A family of agricultural pioneers
His great-uncle Herbert and grandfather Joseph Steves started a seed farm in 1888, becoming the first mail-order seed-sellers in Western Canada. They managed heritage seeds from 50-60 varieties of vegetables adapted to northern climates.
Steves’ other notable lineage goes back one more generation. His great-grandparents Manoah and Martha founded Steveston in 1877. Hailing from New Brunswick, they were the first to settle north of what’s now called Garry Point, and brought in B.C.’s first purebred Holstein cattle, which supplied milk to the City of Vancouver.
Steves learned the value of oral history from his family.
“My great aunt Ida told stories of my great grandfather who taught my grandfather and father down through the generations,” said Steves. “We are husbandmen of the land. What we take from it we must return to it. We must never destroy the land.”
His father studied Agriculture at UBC, as did two of Steves’ children. Three of his other children attended UBC, studying Astronomy, Engineering and Social Work.
Steves’ wife of 60 years, Kathy (who has a UBC degree in Physics), has played the role of both life partner and business partner.
“Kathy can pull up files from 30-40 years ago from a wall of filing cabinets that she keeps. It’s been the two of us together the whole time.”
Initiating B.C.’s Agricultural Land Reserve (ALR)
While a student at UBC, a classmate urged Steves to join the Co-operative Commonwealth Federation (CCF, precursor to the New Democratic Party) as both were upset by land rezoning in Richmond, which had negatively impacted their families’ farms. Steves became involved in the CCF during 1960s.
Steves’ father ran a dairy but like many farmers, he was unaware Richmond Council rezoned their farmland for residential use in the late 1950s. When his father wanted to expand his dairy farm so that he could install a bulk tank, he was forbidden to do so. After further setbacks, Harold and his father went out of the milk business and switched to beef cattle.
The younger Steves set up an Agriculture Committee under the NDP made up of young farmers, and he met with farmers in Richmond, all the way east to Abbotsford.

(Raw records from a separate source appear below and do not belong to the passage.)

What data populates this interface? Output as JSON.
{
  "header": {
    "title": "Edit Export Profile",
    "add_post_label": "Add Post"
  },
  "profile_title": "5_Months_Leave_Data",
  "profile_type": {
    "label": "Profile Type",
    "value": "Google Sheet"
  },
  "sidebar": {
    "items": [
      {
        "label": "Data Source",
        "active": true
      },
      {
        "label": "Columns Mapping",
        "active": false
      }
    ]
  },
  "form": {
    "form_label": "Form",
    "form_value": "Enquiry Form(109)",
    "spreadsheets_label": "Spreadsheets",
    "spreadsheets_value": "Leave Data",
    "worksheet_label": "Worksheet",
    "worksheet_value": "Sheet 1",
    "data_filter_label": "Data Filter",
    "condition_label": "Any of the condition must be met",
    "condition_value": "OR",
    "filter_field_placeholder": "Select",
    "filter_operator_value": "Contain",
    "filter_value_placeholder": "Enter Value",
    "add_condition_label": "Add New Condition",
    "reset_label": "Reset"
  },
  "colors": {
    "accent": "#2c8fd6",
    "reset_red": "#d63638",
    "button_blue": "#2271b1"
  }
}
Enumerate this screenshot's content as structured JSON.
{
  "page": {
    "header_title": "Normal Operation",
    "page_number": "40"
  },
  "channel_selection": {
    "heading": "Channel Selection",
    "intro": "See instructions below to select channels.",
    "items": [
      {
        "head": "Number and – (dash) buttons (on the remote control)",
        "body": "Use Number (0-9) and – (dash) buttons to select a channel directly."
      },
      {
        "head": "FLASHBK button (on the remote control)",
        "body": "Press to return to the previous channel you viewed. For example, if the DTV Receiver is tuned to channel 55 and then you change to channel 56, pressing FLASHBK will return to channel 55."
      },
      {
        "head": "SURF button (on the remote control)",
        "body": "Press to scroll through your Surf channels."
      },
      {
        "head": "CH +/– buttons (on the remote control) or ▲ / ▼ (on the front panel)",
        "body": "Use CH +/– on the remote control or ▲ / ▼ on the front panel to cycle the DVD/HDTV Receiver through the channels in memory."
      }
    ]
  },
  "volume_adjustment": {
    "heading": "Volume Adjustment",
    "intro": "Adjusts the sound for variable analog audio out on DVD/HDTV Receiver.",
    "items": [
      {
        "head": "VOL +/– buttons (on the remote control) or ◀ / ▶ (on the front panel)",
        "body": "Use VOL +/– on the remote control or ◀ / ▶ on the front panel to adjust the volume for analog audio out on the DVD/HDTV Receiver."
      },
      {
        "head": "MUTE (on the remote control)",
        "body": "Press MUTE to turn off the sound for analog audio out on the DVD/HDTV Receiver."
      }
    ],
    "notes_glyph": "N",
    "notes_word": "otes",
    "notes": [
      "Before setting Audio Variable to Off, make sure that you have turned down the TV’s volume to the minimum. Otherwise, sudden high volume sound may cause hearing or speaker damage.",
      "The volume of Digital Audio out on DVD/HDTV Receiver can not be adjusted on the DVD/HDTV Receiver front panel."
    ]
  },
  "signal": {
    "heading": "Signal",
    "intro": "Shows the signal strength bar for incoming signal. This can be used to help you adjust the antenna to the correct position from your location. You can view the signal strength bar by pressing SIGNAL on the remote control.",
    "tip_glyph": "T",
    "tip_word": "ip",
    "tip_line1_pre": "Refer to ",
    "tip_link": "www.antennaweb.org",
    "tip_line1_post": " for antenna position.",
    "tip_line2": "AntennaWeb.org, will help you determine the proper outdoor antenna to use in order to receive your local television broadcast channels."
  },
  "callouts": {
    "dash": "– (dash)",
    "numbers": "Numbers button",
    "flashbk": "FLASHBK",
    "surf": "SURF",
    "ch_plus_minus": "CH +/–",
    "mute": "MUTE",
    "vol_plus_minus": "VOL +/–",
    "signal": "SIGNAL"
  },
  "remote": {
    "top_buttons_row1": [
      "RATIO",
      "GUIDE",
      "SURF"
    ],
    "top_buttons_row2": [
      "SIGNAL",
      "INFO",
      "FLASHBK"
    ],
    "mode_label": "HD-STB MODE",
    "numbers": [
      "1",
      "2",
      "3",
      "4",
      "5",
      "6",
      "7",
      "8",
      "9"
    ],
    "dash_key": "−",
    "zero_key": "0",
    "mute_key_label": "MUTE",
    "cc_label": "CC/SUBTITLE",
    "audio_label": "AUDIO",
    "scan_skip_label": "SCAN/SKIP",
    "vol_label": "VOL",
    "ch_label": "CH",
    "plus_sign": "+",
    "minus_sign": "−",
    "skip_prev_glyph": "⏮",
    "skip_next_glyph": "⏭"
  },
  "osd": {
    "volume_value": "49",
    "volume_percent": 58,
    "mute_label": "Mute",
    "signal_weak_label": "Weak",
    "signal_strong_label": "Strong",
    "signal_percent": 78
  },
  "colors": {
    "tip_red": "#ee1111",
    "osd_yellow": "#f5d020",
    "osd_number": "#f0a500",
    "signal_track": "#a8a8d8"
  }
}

Using a land bank model from Saskatchewan, he started to write up an Agricultural Land Bank system for B.C.
He drafted the agriculture policy for the NDP in the 1972 election, establishing a land-use zoning for agricultural production, which would protect these designated areas from being subdivided for industrial and residential use. This policy eventually became what is known as the Agricultural Land Reserve in 1973 under an NDP government.
“Since it launched in 1973, the ALR has had one battle after another to keep it together,” quips Steves. “But it’s mostly stayed together.”
The ALR has protected B.C.’s agricultural land, and while its mandate and scope have been reviewed several times over the years, it has served as a model for ensuring food security for the province.
Steves says he’s been contacted by the United Nations Habitat for Humanity in the early days of the ALR rollout, as well as the Food and Agriculture Organization of the UN. They were concerned that urban dwellers may not be able to feed themselves in the face of climate change and wanted to understand how B.C.’s ALR was set-up.
Steves has made an indelible mark in Richmond and in agricultural policy.
He was elected from 1969-1973 as a Richmond alderman, and then served continuously as a councillor since 1977, only taking a break from civic duties to serve as an NDP MLA from 1973-1977.
In addition, he’s chaired the Metro Vancouver Agriculture Committee and currently serves on its Regional District Board of Directors; he co-founded the Richmond Anti-Pollution Association in the 1960s; and he’s protected overfishing by helping to set fishing quotas as a director of the BC Groundfish Development Authority; and, he joined demonstrations to save UBC Farm from development.
“There are many ways to get your message across. One way involves joining protests, and the other way is showing people how to do things. I do both.”